_Exercise brief_. Please state how many lines in the records contain the string "from", with no words besides the number.

_The records_.
++++++++++++++++++++

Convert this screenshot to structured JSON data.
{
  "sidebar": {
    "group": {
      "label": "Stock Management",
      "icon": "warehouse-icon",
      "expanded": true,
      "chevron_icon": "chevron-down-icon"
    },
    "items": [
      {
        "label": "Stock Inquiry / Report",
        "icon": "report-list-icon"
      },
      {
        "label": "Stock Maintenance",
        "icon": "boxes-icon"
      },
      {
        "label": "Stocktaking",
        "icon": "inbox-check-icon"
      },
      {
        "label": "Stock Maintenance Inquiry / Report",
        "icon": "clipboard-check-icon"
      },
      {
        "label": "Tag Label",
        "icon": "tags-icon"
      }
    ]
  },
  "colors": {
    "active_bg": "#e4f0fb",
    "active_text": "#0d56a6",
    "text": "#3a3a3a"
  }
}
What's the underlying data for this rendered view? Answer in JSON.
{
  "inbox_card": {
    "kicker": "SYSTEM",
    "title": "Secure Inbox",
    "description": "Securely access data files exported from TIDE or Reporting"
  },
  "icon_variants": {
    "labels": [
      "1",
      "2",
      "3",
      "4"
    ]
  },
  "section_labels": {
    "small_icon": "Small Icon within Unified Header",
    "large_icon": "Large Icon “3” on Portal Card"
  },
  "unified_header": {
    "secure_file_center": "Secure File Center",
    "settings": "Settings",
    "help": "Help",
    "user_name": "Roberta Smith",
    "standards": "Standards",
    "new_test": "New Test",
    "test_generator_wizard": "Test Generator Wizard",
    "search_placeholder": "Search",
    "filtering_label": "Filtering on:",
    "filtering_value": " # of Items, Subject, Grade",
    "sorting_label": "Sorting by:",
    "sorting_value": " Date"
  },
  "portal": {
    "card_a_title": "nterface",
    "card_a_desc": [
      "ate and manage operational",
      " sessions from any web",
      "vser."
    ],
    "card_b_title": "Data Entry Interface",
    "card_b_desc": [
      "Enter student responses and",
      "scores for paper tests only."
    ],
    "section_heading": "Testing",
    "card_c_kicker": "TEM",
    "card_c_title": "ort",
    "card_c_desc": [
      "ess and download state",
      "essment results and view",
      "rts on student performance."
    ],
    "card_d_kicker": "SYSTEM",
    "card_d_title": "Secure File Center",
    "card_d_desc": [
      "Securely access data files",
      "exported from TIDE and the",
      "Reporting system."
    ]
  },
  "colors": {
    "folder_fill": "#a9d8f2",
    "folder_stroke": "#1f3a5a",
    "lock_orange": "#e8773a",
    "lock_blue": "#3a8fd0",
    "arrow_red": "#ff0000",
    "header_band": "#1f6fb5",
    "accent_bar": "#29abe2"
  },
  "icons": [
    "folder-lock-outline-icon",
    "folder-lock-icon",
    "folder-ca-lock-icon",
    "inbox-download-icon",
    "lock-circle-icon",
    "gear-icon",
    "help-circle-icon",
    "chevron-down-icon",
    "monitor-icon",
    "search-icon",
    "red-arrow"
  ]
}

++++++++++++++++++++

_Result of the task_. 3